The NIGP Columbia Chapter Intergovernmental Cooperative Purchasing (ICP) Group
A Regional Cooperative Purchasing Case Study
Increasingly, governments are working together to share the administrative costs of purchasing and aggregate buying power to save taxpayer dollars across a region. These regional purchasing collaboration efforts offer lessons to public agencies aiming to save staff time and make best use of taxpayer dollars. Here, we highlight the work of one successful regional purchasing collaboration initiative, the NIGP Columbia Chapter’s Intergovernmental Cooperative Purchasing (ICP) group.
What is the Intergovernmental Cooperative Purchasing (ICP) Group?
The Columbia Chapter of the National Institute of Government Purchasing (NIGP) is a nonprofit professional organization that brings together purchasing staff from local governments across the Portland, OR metropolitan area. In 2006, the Columbia Chapter formed the Intergovernmental Cooperative Purchasing group (ICP group) to foster collaboration in public purchasing across its members. The group has elected directors who handle the administrative responsibilities of running the group, including planning and running the bimonthly ICP meetings, identifying innovations and partners to increase the group’s efficacy, and bringing together thought-leaders and representatives from national cooperative groups to speak about trends and best practices.
The ICP group provides a forum for members to collaborate in a number of ways, including the opportunity to share contracts to save administrative costs. According to Annie Teav, one of the ICP group's former co-directors, “we [the members of ICP] recognize that there can be a huge time savings if a solicitation conducted by another public agency and a resulting contract with cooperative language is out there to utilize. If we do our due diligence to vet that a cooperative purchase meets our requirements and we believe that we can responsibly and appropriately use it, then we should do so and then use the time and effort saved on that to work on more complex purchases.”
What innovations make ICP successful?
Sharing contracts from different sources, including local agency members, with CoProcure
As a service to its members, the ICP group originally created a Google spreadsheet to track cooperative contracts relevant to its local member agencies. The spreadsheet lists contracts from the State of Oregon as well as national purchasing cooperatives. But what really makes the spreadsheet special is it provides a place for ICP members to share contracts created by their own local agencies.
One special benefit of helping local agencies in the Portland metro region to share their contracts with each other is making local suppliers, already available on local contract, more discoverable to government agencies.

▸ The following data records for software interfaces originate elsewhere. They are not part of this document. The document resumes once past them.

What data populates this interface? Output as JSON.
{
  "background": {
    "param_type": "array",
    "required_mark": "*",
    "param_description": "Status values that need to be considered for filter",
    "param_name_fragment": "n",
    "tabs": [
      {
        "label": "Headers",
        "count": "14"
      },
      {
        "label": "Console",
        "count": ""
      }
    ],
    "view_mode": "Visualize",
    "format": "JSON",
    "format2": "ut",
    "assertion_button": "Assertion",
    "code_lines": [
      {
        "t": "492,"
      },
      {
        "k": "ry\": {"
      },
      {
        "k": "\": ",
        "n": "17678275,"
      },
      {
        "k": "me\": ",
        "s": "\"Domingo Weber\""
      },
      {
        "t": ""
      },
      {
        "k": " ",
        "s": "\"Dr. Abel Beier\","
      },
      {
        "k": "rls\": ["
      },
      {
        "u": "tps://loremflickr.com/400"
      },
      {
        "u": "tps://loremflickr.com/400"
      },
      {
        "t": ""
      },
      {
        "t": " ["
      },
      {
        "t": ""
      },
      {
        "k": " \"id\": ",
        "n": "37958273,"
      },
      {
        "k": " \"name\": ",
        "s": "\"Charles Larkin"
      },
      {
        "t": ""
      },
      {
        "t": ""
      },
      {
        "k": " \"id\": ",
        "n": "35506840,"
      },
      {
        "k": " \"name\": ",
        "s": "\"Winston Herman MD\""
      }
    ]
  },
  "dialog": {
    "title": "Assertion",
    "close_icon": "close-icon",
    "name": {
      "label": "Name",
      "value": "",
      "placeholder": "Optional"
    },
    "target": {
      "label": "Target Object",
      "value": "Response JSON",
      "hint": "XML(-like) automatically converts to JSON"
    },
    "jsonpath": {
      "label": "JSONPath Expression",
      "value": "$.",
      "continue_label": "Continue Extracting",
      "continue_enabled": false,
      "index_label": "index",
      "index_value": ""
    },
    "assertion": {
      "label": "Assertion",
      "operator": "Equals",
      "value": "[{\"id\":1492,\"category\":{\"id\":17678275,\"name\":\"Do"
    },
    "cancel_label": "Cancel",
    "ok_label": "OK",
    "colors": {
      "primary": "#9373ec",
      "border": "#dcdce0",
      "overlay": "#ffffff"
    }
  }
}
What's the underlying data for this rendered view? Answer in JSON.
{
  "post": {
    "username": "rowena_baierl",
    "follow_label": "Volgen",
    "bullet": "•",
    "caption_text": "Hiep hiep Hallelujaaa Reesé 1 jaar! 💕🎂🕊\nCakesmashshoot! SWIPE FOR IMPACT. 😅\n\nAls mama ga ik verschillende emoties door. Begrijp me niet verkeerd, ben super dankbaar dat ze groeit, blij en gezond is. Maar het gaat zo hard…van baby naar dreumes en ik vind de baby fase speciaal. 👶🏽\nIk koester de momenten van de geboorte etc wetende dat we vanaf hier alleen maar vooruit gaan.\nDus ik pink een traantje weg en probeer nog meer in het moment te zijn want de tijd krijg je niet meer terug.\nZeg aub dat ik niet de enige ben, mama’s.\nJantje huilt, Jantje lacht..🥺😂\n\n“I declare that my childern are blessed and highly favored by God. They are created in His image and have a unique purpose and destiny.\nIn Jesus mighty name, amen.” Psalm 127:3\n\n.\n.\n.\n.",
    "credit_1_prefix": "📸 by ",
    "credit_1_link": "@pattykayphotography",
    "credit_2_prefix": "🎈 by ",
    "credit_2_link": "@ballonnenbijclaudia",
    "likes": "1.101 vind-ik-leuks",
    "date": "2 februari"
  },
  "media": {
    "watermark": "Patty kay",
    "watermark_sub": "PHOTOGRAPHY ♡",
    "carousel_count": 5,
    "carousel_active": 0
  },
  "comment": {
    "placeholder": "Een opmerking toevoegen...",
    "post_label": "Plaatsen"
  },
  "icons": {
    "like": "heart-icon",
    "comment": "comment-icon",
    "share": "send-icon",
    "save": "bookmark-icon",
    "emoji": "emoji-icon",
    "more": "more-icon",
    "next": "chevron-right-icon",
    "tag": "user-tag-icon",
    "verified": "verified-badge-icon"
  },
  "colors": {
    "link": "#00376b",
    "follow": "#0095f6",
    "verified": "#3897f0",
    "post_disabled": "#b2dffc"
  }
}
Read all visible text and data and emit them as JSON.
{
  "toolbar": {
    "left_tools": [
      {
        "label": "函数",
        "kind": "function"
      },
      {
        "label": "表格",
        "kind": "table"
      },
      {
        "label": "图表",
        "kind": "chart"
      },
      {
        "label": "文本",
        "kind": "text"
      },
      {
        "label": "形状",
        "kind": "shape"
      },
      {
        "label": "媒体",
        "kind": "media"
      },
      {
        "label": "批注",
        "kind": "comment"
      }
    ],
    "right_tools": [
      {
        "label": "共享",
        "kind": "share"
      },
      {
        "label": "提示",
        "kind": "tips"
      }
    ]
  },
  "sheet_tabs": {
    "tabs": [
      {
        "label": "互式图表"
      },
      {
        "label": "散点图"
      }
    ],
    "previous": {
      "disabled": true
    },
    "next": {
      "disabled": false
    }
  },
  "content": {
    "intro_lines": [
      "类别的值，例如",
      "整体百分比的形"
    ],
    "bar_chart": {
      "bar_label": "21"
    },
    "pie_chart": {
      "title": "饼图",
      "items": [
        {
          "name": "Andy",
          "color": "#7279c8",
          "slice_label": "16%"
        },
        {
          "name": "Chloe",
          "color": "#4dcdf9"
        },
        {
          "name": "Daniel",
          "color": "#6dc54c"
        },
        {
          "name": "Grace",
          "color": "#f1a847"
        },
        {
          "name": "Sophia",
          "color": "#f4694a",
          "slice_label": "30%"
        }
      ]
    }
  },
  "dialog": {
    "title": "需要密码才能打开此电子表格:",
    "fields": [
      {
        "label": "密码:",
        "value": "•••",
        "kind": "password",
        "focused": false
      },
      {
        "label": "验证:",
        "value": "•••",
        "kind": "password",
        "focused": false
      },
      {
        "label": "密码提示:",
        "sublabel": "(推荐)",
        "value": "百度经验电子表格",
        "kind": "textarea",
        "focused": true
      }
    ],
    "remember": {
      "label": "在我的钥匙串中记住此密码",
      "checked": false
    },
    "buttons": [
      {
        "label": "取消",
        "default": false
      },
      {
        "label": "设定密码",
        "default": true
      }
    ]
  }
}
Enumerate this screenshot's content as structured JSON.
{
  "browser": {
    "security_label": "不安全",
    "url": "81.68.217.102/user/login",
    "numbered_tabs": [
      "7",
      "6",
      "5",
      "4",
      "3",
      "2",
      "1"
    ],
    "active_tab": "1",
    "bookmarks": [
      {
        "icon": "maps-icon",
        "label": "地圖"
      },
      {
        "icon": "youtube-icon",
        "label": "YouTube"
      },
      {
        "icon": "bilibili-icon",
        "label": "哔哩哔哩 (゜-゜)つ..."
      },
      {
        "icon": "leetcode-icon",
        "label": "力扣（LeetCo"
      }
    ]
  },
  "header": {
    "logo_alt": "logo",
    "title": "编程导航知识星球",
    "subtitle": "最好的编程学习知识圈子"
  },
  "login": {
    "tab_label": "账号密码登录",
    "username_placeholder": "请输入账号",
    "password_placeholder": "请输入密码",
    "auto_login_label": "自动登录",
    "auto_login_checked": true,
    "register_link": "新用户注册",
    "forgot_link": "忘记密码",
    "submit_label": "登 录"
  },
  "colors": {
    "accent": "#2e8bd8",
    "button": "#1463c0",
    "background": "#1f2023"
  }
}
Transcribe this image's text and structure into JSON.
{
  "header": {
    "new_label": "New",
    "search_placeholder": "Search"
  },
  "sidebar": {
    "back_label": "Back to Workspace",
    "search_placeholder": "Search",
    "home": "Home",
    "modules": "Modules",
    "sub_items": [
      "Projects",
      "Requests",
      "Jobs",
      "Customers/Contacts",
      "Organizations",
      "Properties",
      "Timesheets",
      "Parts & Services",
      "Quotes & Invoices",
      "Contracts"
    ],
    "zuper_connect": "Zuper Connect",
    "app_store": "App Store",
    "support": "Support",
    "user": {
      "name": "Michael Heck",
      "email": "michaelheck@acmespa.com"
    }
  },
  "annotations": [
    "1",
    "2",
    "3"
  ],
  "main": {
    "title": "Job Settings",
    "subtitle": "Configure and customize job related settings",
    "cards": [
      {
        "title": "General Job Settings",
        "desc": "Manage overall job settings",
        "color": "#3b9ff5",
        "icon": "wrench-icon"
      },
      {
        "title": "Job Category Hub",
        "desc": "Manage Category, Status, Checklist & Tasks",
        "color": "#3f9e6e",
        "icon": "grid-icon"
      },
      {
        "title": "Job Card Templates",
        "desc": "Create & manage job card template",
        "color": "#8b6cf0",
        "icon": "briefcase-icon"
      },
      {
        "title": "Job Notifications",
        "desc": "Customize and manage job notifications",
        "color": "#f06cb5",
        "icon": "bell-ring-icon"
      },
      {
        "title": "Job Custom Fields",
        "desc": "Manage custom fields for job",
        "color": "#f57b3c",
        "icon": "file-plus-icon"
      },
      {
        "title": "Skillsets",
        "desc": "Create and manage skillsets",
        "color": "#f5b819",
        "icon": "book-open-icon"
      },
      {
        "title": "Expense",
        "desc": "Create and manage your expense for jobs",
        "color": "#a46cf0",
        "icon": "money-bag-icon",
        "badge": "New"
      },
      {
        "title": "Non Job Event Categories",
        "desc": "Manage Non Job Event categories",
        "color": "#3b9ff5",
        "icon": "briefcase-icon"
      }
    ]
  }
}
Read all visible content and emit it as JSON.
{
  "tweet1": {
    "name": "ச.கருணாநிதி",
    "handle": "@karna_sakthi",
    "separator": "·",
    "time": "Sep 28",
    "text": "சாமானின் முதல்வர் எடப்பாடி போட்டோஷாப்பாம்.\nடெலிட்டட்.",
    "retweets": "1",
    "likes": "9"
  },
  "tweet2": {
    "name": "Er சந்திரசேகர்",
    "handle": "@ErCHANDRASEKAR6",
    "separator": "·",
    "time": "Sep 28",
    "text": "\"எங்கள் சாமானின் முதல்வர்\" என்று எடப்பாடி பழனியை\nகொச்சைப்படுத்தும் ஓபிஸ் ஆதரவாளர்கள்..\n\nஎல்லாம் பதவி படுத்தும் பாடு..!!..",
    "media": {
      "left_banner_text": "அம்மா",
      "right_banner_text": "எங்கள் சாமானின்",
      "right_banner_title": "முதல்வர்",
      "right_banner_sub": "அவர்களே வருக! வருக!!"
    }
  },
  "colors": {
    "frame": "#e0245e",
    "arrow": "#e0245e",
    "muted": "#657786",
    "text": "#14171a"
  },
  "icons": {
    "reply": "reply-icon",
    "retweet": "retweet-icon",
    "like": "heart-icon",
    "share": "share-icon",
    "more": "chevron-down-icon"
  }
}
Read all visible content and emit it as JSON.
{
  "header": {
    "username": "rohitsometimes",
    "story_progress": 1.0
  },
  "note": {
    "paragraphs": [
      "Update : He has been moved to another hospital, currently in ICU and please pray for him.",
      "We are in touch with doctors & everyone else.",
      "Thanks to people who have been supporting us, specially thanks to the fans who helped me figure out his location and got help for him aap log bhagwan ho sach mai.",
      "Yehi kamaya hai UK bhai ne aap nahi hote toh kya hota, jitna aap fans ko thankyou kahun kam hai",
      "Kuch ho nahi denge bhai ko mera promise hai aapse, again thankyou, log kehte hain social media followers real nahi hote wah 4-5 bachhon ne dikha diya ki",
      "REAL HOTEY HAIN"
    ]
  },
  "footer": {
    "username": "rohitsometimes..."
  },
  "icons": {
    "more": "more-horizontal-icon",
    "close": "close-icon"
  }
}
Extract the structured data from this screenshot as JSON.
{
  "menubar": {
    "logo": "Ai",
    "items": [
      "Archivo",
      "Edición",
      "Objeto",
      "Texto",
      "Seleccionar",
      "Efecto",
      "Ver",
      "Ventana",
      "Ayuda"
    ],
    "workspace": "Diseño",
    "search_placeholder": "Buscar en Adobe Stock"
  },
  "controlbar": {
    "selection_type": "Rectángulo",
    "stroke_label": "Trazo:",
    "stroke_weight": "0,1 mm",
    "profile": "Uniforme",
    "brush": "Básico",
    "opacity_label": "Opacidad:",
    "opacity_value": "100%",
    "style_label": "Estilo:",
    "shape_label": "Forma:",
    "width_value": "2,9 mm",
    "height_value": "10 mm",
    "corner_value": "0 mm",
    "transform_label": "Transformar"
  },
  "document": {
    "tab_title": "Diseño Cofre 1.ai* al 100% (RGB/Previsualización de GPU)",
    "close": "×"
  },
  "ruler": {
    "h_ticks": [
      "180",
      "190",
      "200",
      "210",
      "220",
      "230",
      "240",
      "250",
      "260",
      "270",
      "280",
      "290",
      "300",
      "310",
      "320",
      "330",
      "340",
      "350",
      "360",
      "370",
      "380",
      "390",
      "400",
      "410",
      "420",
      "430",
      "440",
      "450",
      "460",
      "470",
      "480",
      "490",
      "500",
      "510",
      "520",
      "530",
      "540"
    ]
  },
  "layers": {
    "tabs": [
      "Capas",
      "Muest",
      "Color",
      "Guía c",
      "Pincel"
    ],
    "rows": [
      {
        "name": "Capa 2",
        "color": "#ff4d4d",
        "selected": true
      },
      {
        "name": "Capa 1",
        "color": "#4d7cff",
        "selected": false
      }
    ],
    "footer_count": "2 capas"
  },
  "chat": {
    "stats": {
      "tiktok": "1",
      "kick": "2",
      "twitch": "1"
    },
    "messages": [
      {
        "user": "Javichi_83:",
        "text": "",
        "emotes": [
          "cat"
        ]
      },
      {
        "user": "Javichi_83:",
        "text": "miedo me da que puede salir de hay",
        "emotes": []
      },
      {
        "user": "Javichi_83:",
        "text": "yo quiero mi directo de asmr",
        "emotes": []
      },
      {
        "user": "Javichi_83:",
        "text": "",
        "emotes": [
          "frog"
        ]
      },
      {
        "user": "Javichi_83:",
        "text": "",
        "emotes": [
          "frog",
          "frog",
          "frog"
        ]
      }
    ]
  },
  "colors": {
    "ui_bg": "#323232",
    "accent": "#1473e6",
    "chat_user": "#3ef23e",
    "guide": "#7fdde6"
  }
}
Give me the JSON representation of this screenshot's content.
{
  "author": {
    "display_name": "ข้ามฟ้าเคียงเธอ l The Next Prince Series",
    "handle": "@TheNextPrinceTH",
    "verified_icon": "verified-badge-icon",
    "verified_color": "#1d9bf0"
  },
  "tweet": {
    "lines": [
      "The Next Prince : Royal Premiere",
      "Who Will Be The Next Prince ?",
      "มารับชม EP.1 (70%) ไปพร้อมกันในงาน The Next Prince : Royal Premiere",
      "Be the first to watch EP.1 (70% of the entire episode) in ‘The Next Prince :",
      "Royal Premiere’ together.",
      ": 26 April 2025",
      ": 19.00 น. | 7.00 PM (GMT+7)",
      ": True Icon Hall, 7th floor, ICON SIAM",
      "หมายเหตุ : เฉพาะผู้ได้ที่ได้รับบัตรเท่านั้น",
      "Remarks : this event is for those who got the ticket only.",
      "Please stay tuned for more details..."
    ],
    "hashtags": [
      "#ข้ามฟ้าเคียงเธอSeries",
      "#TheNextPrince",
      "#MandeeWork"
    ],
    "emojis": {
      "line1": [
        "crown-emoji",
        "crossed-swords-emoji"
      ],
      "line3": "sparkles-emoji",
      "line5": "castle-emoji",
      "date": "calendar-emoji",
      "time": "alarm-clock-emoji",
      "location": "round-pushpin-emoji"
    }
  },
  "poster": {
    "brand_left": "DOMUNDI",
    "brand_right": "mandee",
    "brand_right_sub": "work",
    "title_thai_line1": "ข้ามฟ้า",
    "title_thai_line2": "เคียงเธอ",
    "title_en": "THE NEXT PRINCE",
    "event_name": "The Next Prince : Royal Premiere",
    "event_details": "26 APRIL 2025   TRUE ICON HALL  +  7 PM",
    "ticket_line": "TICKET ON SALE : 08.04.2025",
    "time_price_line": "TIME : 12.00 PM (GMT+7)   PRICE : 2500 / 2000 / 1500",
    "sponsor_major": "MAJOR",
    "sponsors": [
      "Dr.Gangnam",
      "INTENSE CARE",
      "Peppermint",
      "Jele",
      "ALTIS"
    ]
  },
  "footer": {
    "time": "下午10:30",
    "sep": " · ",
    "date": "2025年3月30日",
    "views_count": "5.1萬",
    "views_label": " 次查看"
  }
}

According to Cate Antisdel, a former co-director of the group, “local cooperatives are so useful because if Multnomah County has a contract that I can piggyback off of with a specific architect or plumber who is also a small local business and met all of the requirements of the bid, think how much time we save not having to duplicate another agency’s efforts and how much cost we’ve saved that small business owner from having to respond to multiple bids.”
The Google spreadsheet, while incredibly useful to members, had a few shortcomings. It had to be manually maintained by ICP leadership. It only provides basic data about the available contracts, but not the contracts documents themselves; members must email or call the point of contact to request the necessary documents. And finally, it is challenging to search, since search relies on “Ctl + F” across multiple tabs in a spreadsheet.
To make finding cooperative contracts even easier for its members, ICP members can now use CoProcure to search the full text of available contracts and supporting documents, right on the ICP website. Member agencies can search across contracts from local agencies, the State of Oregon and other states, and national and regional cooperatives by keyword, lead agency name, or supplier name, and review supporting documents — all in one place.
Providing a trusted peer-to-peer forum for sharing information, coordinating purchasing efforts, and learning about cooperative purchasing
In addition to maintaining a cooperative contract list, the ICP group also holds regular meetings with members and encourages purchasers to network with one another, either in person or via email, to troubleshoot a difficult purchase and share best practices. The meetings are an opportunity to not only discuss local procurement issues, but also to learn more about cooperative purchasing. “We’ve had some really great opportunities to have experts and cooperative consortium leaders come out and give their time to us,” said Teav. “Even when we are not meeting, we communicate with one another knowing we have each other to bounce ideas and experiences off of,” said Teav. “Our members really understand the value of cooperative language in their contracts and can push their agencies to ensure it is included.” In many ways, the ICP group has changed the conversation around purchasing for its local agency members across the Portland metro area.
There are 72 NIGP chapters across the country, with over 13,000 public procurement members. Among them, the Columbia Chapter stands out for its online and offline resources for procurement collaboration.